● Problem description: In the lines below, find the one that contains "Output a JSON" and write it out exactly, along with every line that follows it.

● Listed entries:
..........

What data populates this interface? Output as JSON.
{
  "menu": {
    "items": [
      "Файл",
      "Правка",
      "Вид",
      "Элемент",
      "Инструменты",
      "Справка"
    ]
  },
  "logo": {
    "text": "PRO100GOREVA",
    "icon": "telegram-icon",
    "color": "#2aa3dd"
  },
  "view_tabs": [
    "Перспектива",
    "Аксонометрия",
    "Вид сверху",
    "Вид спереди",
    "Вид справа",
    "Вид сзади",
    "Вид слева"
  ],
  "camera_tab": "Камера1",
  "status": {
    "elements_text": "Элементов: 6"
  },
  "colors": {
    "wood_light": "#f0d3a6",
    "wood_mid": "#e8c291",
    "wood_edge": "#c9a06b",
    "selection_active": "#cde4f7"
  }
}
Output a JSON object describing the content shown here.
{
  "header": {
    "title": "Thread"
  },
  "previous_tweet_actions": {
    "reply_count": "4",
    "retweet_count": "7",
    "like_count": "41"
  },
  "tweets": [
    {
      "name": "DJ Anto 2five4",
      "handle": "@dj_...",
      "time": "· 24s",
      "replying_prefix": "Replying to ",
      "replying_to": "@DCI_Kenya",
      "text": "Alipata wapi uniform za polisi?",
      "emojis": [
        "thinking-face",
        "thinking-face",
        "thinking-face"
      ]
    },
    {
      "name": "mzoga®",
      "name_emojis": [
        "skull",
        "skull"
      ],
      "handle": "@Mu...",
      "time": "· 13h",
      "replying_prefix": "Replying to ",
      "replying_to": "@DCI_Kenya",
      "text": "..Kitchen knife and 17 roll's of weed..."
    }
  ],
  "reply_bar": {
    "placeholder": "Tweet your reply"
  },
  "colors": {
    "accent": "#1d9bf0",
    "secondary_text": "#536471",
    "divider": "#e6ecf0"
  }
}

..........

● Your response:
Output a JSON object describing the content shown here.
{
  "header": {
    "title": "Thread"
  },
  "previous_tweet_actions": {
    "reply_count": "4",
    "retweet_count": "7",
    "like_count": "41"
  },
  "tweets": [
    {
      "name": "DJ Anto 2five4",
      "handle": "@dj_...",
      "time": "· 24s",
      "replying_prefix": "Replying to ",
      "replying_to": "@DCI_Kenya",
      "text": "Alipata wapi uniform za polisi?",
      "emojis": [
        "thinking-face",
        "thinking-face",
        "thinking-face"
      ]
    },
    {
      "name": "mzoga®",
      "name_emojis": [
        "skull",
        "skull"
      ],
      "handle": "@Mu...",
      "time": "· 13h",
      "replying_prefix": "Replying to ",
      "replying_to": "@DCI_Kenya",
      "text": "..Kitchen knife and 17 roll's of weed..."
    }
  ],
  "reply_bar": {
    "placeholder": "Tweet your reply"
  },
  "colors": {
    "accent": "#1d9bf0",
    "secondary_text": "#536471",
    "divider": "#e6ecf0"
  }
}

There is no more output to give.